Saved data entries
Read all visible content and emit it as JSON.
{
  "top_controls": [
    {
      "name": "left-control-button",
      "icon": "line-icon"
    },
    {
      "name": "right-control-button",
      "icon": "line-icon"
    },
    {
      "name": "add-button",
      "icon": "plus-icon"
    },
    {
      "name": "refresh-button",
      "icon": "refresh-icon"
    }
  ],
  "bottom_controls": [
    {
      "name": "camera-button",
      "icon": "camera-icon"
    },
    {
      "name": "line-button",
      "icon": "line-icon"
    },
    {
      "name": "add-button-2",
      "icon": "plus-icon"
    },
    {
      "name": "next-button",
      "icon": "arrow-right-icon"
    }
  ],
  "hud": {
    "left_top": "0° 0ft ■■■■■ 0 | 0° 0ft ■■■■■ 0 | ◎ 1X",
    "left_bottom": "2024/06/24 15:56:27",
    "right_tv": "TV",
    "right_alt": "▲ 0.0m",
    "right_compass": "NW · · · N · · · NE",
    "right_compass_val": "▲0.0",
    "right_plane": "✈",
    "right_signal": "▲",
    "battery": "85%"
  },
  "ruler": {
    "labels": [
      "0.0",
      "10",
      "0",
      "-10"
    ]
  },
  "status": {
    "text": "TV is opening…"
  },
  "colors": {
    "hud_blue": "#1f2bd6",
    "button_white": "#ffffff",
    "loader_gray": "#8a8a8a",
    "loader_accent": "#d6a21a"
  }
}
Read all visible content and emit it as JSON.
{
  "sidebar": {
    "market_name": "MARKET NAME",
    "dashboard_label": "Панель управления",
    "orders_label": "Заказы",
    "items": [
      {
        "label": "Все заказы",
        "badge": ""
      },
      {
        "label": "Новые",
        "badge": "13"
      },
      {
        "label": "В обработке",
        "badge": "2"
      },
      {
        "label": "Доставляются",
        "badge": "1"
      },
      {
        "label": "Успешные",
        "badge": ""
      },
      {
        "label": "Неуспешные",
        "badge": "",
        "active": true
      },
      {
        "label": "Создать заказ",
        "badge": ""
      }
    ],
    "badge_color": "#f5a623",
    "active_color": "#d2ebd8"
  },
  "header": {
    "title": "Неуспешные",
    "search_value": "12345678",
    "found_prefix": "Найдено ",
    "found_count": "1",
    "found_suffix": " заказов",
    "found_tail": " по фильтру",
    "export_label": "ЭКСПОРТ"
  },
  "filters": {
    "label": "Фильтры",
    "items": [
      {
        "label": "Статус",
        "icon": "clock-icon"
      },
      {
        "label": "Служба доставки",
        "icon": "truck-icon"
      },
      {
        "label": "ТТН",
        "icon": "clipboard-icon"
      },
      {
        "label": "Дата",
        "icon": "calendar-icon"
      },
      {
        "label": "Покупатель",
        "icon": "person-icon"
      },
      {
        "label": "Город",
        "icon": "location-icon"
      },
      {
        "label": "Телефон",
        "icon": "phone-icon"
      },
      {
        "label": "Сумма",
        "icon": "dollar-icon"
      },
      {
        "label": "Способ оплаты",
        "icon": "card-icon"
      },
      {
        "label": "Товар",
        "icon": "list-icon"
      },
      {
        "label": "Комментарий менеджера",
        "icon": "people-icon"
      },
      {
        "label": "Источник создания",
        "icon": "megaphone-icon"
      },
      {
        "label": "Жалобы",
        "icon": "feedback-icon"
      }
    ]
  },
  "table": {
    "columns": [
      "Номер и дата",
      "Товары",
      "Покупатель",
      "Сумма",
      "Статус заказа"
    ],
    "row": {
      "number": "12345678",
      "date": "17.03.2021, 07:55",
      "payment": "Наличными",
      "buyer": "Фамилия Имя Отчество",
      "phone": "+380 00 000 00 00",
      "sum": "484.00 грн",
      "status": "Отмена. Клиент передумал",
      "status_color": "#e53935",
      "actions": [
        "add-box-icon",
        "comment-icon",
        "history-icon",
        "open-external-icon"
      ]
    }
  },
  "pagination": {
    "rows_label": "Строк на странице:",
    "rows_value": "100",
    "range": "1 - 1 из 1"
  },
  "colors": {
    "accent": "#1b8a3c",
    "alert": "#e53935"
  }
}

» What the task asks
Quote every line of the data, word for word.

» Response area
Read all visible content and emit it as JSON.
{
  "top_controls": [
    {
      "name": "left-control-button",
      "icon": "line-icon"
    },
    {
      "name": "right-control-button",
      "icon": "line-icon"
    },
    {
      "name": "add-button",
      "icon": "plus-icon"
    },
    {
      "name": "refresh-button",
      "icon": "refresh-icon"
    }
  ],
  "bottom_controls": [
    {
      "name": "camera-button",
      "icon": "camera-icon"
    },
    {
      "name": "line-button",
      "icon": "line-icon"
    },
    {
      "name": "add-button-2",
      "icon": "plus-icon"
    },
    {
      "name": "next-button",
      "icon": "arrow-right-icon"
    }
  ],
  "hud": {
    "left_top": "0° 0ft ■■■■■ 0 | 0° 0ft ■■■■■ 0 | ◎ 1X",
    "left_bottom": "2024/06/24 15:56:27",
    "right_tv": "TV",
    "right_alt": "▲ 0.0m",
    "right_compass": "NW · · · N · · · NE",
    "right_compass_val": "▲0.0",
    "right_plane": "✈",
    "right_signal": "▲",
    "battery": "85%"
  },
  "ruler": {
    "labels": [
      "0.0",
      "10",
      "0",
      "-10"
    ]
  },
  "status": {
    "text": "TV is opening…"
  },
  "colors": {
    "hud_blue": "#1f2bd6",
    "button_white": "#ffffff",
    "loader_gray": "#8a8a8a",
    "loader_accent": "#d6a21a"
  }
}
Read all visible content and emit it as JSON.
{
  "sidebar": {
    "market_name": "MARKET NAME",
    "dashboard_label": "Панель управления",
    "orders_label": "Заказы",
    "items": [
      {
        "label": "Все заказы",
        "badge": ""
      },
      {
        "label": "Новые",
        "badge": "13"
      },
      {
        "label": "В обработке",
        "badge": "2"
      },
      {
        "label": "Доставляются",
        "badge": "1"
      },
      {
        "label": "Успешные",
        "badge": ""
      },
      {
        "label": "Неуспешные",
        "badge": "",
        "active": true
      },
      {
        "label": "Создать заказ",
        "badge": ""
      }
    ],
    "badge_color": "#f5a623",
    "active_color": "#d2ebd8"
  },
  "header": {
    "title": "Неуспешные",
    "search_value": "12345678",
    "found_prefix": "Найдено ",
    "found_count": "1",
    "found_suffix": " заказов",
    "found_tail": " по фильтру",
    "export_label": "ЭКСПОРТ"
  },
  "filters": {
    "label": "Фильтры",
    "items": [
      {
        "label": "Статус",
        "icon": "clock-icon"
      },
      {
        "label": "Служба доставки",
        "icon": "truck-icon"
      },
      {
        "label": "ТТН",
        "icon": "clipboard-icon"
      },
      {
        "label": "Дата",
        "icon": "calendar-icon"
      },
      {
        "label": "Покупатель",
        "icon": "person-icon"
      },
      {
        "label": "Город",
        "icon": "location-icon"
      },
      {
        "label": "Телефон",
        "icon": "phone-icon"
      },
      {
        "label": "Сумма",
        "icon": "dollar-icon"
      },
      {
        "label": "Способ оплаты",
        "icon": "card-icon"
      },
      {
        "label": "Товар",
        "icon": "list-icon"
      },
      {
        "label": "Комментарий менеджера",
        "icon": "people-icon"
      },
      {
        "label": "Источник создания",
        "icon": "megaphone-icon"
      },
      {
        "label": "Жалобы",
        "icon": "feedback-icon"
      }
    ]
  },
  "table": {
    "columns": [
      "Номер и дата",
      "Товары",
      "Покупатель",
      "Сумма",
      "Статус заказа"
    ],
    "row": {
      "number": "12345678",
      "date": "17.03.2021, 07:55",
      "payment": "Наличными",
      "buyer": "Фамилия Имя Отчество",
      "phone": "+380 00 000 00 00",
      "sum": "484.00 грн",
      "status": "Отмена. Клиент передумал",
      "status_color": "#e53935",
      "actions": [
        "add-box-icon",
        "comment-icon",
        "history-icon",
        "open-external-icon"
      ]
    }
  },
  "pagination": {
    "rows_label": "Строк на странице:",
    "rows_value": "100",
    "range": "1 - 1 из 1"
  },
  "colors": {
    "accent": "#1b8a3c",
    "alert": "#e53935"
  }
}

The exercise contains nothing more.